Records contained in a dataset:

________

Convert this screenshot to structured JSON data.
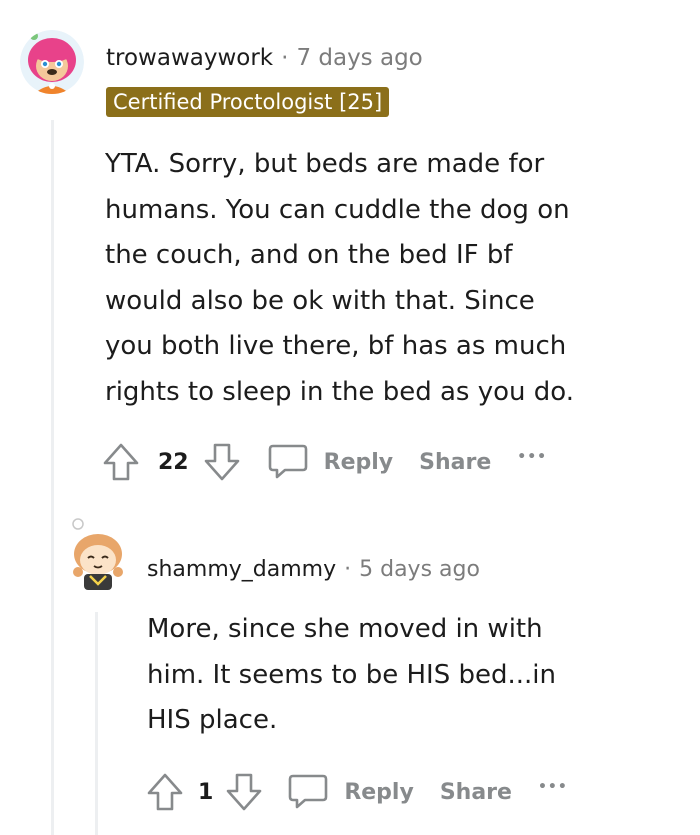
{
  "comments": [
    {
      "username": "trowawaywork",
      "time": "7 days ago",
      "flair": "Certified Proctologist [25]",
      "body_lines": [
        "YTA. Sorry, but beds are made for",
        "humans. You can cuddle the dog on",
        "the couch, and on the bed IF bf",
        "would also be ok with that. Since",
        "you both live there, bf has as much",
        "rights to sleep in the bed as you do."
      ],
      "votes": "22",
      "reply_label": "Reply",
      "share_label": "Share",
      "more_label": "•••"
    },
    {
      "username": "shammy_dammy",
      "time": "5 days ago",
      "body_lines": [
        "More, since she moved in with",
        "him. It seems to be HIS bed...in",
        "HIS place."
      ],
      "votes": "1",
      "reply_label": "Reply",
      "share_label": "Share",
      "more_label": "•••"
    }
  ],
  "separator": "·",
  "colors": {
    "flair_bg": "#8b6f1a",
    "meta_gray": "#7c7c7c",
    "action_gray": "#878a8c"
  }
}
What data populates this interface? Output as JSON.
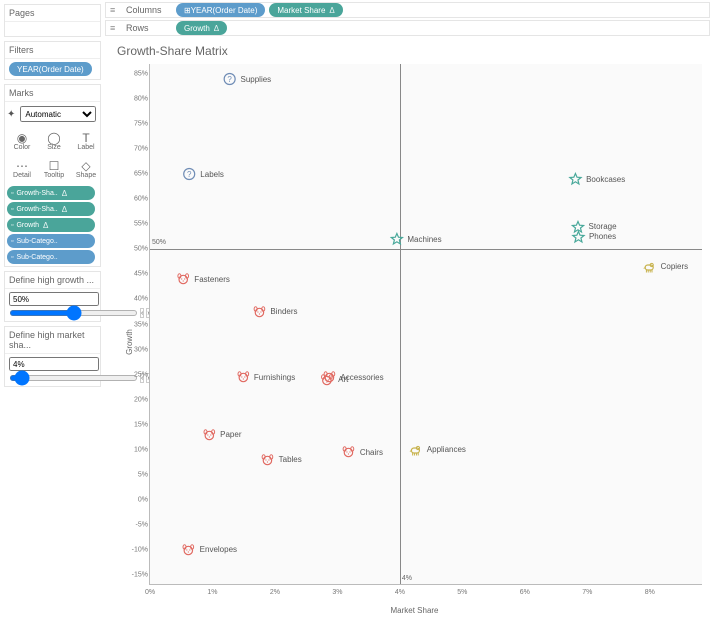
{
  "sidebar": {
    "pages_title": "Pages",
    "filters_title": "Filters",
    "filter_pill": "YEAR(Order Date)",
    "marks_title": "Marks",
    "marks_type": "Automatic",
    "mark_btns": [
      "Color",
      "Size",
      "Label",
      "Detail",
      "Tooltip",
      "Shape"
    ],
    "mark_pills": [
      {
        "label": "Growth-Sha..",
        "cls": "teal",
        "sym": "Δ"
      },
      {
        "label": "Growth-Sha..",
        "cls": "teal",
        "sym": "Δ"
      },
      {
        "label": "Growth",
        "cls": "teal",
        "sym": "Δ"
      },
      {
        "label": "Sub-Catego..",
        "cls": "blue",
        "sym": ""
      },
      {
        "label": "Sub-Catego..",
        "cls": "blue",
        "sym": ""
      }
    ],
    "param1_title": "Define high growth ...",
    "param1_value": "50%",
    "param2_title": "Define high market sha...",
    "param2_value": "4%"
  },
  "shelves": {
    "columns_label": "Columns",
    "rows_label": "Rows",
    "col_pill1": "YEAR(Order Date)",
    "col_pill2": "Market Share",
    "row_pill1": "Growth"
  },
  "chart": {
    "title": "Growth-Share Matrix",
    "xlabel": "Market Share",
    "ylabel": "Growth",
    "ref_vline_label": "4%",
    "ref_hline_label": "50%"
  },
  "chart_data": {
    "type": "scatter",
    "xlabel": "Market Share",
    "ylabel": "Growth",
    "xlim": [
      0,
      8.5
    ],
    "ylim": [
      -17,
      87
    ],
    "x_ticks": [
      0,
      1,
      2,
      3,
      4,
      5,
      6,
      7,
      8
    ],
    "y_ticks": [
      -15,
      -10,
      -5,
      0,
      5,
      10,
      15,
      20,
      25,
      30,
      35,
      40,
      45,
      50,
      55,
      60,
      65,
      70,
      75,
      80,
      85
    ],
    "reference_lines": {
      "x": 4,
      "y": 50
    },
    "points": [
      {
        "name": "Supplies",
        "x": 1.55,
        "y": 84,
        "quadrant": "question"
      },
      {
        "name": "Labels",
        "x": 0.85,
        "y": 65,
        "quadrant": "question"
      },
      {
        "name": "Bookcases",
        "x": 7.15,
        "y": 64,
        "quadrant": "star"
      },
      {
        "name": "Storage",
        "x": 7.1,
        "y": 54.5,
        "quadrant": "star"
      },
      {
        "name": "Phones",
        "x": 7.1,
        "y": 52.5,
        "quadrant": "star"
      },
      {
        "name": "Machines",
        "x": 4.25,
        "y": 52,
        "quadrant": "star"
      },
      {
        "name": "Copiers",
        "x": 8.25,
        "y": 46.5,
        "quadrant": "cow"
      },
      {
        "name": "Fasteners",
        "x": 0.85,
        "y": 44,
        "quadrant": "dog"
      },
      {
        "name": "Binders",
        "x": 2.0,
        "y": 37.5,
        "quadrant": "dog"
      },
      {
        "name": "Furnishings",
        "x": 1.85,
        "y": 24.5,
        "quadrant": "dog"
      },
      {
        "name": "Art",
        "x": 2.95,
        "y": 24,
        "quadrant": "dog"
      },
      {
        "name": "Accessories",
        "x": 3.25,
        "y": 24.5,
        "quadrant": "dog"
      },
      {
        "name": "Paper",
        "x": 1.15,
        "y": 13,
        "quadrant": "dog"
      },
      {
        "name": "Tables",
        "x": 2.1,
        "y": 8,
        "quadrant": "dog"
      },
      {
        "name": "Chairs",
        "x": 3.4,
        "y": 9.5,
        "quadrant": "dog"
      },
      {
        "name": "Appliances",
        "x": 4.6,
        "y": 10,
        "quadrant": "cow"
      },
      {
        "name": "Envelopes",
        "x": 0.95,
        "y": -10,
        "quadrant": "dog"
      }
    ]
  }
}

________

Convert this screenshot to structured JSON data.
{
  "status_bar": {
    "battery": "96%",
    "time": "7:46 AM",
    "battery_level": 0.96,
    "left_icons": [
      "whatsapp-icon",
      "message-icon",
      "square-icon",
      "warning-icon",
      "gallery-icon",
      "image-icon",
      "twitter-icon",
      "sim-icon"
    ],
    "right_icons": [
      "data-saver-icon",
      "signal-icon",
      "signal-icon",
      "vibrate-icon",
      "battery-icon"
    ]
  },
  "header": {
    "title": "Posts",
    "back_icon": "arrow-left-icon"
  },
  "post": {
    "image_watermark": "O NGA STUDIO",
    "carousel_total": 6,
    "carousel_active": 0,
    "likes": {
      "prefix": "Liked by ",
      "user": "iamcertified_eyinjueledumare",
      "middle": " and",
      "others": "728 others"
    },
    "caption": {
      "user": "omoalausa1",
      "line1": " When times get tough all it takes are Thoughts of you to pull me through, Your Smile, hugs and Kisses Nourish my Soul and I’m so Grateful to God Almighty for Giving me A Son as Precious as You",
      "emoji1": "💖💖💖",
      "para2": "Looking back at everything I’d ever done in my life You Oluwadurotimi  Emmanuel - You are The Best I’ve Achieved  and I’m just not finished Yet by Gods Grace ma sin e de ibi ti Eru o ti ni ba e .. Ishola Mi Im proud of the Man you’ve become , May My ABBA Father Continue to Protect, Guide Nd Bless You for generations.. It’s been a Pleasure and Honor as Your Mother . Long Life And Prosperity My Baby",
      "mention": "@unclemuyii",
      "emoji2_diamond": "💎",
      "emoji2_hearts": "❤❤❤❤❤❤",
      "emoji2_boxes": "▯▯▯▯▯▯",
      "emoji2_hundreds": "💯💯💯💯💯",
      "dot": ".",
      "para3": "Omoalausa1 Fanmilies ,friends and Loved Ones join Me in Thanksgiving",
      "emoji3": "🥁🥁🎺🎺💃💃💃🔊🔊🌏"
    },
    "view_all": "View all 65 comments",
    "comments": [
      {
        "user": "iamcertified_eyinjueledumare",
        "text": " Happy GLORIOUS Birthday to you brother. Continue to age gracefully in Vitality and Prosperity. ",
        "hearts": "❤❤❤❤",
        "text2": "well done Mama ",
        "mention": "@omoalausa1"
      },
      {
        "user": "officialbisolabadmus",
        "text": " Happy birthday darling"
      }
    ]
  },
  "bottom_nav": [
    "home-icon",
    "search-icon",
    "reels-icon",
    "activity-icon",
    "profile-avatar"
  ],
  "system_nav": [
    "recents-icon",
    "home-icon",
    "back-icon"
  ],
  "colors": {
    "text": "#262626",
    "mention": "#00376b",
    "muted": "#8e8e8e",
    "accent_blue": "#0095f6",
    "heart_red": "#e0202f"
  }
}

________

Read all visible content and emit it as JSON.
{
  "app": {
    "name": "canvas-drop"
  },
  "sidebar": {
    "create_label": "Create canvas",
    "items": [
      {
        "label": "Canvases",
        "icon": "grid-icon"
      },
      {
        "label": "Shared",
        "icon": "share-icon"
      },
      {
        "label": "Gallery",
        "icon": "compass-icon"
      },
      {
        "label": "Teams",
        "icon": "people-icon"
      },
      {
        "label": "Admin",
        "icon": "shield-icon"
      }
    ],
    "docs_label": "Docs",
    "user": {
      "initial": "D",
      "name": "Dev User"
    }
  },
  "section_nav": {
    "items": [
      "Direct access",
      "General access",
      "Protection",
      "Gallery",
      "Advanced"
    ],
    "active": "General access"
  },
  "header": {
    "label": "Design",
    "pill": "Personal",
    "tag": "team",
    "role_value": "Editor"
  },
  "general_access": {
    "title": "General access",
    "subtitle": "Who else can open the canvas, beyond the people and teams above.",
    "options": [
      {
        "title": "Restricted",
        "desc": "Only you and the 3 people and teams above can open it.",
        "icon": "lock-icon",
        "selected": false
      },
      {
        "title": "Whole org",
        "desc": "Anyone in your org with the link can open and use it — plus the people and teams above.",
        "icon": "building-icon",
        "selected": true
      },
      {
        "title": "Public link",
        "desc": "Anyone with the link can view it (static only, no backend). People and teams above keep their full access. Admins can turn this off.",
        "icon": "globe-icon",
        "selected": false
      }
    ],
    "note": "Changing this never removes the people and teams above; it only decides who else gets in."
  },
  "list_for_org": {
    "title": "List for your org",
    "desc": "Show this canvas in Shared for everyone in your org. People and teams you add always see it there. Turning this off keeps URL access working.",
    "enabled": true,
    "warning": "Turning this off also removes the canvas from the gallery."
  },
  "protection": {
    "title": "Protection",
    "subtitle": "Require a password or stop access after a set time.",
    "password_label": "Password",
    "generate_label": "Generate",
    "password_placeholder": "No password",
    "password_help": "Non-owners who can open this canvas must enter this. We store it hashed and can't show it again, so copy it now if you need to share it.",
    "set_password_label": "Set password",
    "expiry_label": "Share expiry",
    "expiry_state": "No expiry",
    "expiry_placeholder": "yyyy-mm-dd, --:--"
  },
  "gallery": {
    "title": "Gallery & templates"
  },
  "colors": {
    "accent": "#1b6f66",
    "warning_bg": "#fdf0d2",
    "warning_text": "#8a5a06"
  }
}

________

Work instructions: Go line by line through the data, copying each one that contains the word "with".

Exercise answer:
        "would also be ok with that. Since",
        "More, since she moved in with",
        "desc": "Anyone in your org with the link can open and use it — plus the people and teams above.",
        "desc": "Anyone with the link can view it (static only, no backend). People and teams above keep their full access. Admins can turn this off.",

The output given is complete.